As a transcendental and restorative practice, there is correspondence to a pioneering form of abstract art produced in the early twentieth century, in part based on scientific and technological innovations, though an artform arrived at through methods not bound by rational science, and understood today as paradigm shifting.[iii] The further the time spent onboard with a series of Kathy Barry’s work, the more telling the powerful influence their symbols exert and represent. That is to suggest the watercolours hold a mystical agency, attained via the subtle universal energies that intertwine the corporeal, whereby their efficacy is itself a form of being. A form of ritual lies behind these paintings. They exist as a passage from her future self, leaving behind an encoded intelligence, a complex visual representation as a means for others to navigate.
As artists before her in the history of even just this world, the propositions in Kathy Barry’s practice wager no conceit, no conspiracy theory, no la la crazy land. Aligning the discussion in our current era of quantum mechanics—the nature of particles that make up matter and the forces with which they interact—this Earth’s based scientific community now list 26 dimensions—her work cannot be taken at all lightly.
Taking the reader to the text’s close, here is another spinning wheel: photographic evidence of the Event Horizon, a warp on the radial precipice of the supermassive black hole in Galaxy Messier 87.[iv] Existing just 55 million light years away from Earth, the lurch of gravity is so strong out there that nothing emits from within, the velocity required would be equal to the speed of light. And so that a ‘lay’ person can actually make out the whirl in the infinite reaches of space, the image is slightly adjusted—a heightening of the curvature about an orange fiery glow.
Making out the depths of her painted surface there is something beyond at work. Quite seriously, quite possibly, a greater good.
[i] Lars Bang Larsen discusses universal energy flows in the work of Kathy Barry, “INCERTEZA VIVA/Live Uncertainty,’ Fundação Bienal de São Paulo, Brazil (Exh. cat., 2016, p. 220).

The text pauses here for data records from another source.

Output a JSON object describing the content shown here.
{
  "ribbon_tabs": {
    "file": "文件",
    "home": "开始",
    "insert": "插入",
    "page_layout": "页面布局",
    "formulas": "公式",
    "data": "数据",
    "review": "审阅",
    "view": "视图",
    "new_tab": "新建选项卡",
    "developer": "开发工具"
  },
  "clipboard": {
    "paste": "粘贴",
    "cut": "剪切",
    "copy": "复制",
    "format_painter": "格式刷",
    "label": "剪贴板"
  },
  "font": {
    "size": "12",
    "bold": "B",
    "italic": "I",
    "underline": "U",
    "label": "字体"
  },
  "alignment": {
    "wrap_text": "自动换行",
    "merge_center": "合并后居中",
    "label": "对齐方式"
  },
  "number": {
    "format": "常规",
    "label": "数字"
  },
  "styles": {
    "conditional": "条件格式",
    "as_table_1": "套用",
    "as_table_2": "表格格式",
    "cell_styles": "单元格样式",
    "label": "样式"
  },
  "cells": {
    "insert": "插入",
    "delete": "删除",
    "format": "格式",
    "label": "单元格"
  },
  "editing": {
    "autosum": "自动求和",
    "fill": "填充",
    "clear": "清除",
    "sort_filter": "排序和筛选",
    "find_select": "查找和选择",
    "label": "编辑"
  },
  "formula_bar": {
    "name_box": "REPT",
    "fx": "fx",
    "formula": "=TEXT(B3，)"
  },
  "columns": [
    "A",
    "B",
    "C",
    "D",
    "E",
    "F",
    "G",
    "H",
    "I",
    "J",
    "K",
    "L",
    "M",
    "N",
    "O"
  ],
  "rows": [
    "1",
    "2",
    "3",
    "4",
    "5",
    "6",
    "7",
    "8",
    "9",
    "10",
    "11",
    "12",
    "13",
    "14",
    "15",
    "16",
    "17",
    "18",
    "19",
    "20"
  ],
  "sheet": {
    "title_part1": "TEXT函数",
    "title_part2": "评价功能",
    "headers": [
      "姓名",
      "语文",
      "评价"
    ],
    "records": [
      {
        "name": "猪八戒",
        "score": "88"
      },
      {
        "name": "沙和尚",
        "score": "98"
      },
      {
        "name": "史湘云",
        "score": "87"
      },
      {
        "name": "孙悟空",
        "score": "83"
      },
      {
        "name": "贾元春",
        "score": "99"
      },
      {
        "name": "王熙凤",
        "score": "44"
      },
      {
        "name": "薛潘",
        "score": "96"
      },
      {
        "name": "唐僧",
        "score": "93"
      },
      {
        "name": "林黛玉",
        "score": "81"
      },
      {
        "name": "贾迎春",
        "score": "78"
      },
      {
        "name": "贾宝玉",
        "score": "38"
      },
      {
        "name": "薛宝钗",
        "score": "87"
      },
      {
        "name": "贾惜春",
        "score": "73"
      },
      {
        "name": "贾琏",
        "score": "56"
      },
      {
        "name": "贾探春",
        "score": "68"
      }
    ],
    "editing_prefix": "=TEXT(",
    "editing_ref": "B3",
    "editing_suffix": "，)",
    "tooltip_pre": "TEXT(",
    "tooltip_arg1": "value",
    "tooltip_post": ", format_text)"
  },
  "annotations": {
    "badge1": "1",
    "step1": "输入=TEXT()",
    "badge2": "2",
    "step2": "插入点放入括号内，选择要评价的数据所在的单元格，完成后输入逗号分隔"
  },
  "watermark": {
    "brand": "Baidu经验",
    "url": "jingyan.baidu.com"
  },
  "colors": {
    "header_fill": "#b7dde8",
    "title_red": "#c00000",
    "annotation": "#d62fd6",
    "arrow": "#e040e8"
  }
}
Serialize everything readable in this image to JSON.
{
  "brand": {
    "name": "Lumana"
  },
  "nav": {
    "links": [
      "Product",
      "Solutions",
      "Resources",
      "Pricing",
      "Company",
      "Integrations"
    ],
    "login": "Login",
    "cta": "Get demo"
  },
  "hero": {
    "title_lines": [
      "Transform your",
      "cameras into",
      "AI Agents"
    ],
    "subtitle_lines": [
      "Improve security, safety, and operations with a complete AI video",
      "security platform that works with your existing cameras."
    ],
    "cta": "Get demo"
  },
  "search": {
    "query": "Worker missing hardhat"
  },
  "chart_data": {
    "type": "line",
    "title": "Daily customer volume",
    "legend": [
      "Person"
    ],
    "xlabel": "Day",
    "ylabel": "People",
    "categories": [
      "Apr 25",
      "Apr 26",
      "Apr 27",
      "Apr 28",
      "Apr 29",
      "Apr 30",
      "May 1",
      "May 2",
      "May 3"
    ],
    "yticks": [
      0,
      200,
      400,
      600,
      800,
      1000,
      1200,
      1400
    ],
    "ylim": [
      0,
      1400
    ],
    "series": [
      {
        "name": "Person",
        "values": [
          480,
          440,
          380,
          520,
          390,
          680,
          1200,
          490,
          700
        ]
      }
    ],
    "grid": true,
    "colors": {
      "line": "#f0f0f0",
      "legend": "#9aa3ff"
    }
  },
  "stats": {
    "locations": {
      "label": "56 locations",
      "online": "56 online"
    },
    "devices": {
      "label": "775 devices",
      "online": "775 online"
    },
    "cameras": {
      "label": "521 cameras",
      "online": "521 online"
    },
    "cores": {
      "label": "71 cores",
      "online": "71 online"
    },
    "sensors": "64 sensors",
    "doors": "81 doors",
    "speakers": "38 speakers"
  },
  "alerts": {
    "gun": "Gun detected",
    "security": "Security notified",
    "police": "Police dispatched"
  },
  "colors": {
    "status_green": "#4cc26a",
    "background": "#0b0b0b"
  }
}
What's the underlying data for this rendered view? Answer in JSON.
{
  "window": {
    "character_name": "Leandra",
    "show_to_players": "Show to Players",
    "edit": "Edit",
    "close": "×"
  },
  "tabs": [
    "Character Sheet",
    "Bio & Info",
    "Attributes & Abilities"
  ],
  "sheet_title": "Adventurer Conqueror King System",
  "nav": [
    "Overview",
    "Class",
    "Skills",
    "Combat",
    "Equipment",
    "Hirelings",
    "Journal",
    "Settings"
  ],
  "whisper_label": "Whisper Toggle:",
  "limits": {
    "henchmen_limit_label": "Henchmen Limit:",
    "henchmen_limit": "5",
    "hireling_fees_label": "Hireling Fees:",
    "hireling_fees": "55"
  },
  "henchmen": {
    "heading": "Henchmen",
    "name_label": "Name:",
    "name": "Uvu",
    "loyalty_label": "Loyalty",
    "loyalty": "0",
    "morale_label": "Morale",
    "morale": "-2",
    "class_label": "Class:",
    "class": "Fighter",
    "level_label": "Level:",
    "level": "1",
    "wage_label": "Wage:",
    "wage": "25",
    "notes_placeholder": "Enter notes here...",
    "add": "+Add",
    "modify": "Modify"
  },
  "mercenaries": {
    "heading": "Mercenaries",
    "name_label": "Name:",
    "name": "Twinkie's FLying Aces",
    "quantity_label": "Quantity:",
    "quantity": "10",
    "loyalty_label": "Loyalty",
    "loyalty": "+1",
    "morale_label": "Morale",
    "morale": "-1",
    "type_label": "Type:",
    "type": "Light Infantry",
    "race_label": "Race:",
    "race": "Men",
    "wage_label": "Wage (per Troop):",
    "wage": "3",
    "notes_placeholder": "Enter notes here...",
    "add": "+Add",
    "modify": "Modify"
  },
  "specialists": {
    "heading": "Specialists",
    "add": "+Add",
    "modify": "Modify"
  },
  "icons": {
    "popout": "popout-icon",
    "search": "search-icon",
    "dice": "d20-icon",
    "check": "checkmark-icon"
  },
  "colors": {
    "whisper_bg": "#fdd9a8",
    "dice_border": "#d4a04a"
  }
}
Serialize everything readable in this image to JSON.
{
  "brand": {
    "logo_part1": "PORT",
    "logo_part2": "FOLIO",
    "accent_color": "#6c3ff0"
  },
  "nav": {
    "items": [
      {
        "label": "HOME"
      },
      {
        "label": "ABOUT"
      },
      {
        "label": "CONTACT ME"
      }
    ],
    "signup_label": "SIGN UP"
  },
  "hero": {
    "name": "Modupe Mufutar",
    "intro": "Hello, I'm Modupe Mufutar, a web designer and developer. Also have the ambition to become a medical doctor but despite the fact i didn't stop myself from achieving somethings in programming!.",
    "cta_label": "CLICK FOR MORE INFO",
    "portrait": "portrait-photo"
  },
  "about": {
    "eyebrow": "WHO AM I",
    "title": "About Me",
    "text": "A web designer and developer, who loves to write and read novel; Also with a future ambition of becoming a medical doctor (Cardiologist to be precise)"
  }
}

[ii] Anna Maria Bernitz writing on the pioneering contribution of Hilma af Klint to abstract art. ‘Hilma af Klint and the New Art of Seeing’ in A Cultural History of the Avant-Garde in the Nordic Countries 1900-1925. Journal of Avant-Garde Critical Studies (Vol. 28, 2012): 587-597.
[iii] Kathy Barry has longstanding interests in the work of Hilma af Klint (1862-1944) the Swedish spiritual and mystic painter, and Emma Kunz (1892-1963) Swizz healer and artist. Kunz and af Klint received little attention when alive, indeed the latter entrusted her works to her nephew instructing they were not to be shown until twenty years after her death. Their delayed critical reception is evident in exhibitions such as the 2018 retrospective Hilma af Klint: Paintings for the Future at New York’s Guggenheim (which drew huge audiences); and Switzerland’s Aargauer Kunsthaus is presenting The Universe of Emma Kunz from 23 January 2021 to 24 May 2021. According to de Zegher, the artists’ pioneering methods to geometric abstraction was ‘not as formalism, but as a means of structuring philosophical, scientific, and spiritual ideas …crea[ting] diagrammatic drawings of their exploration of complex belief systems and restorative practices.’ See 3 x Abstraction (London: Yale University Press, 2005). p. 29.
[iv] Taken by the Event Horizon Telescope, April 2018.
above image: Search Engine for her Future Self, series of 12 watercolour and pencil drawings on paper, 720 X 700 mm, 2020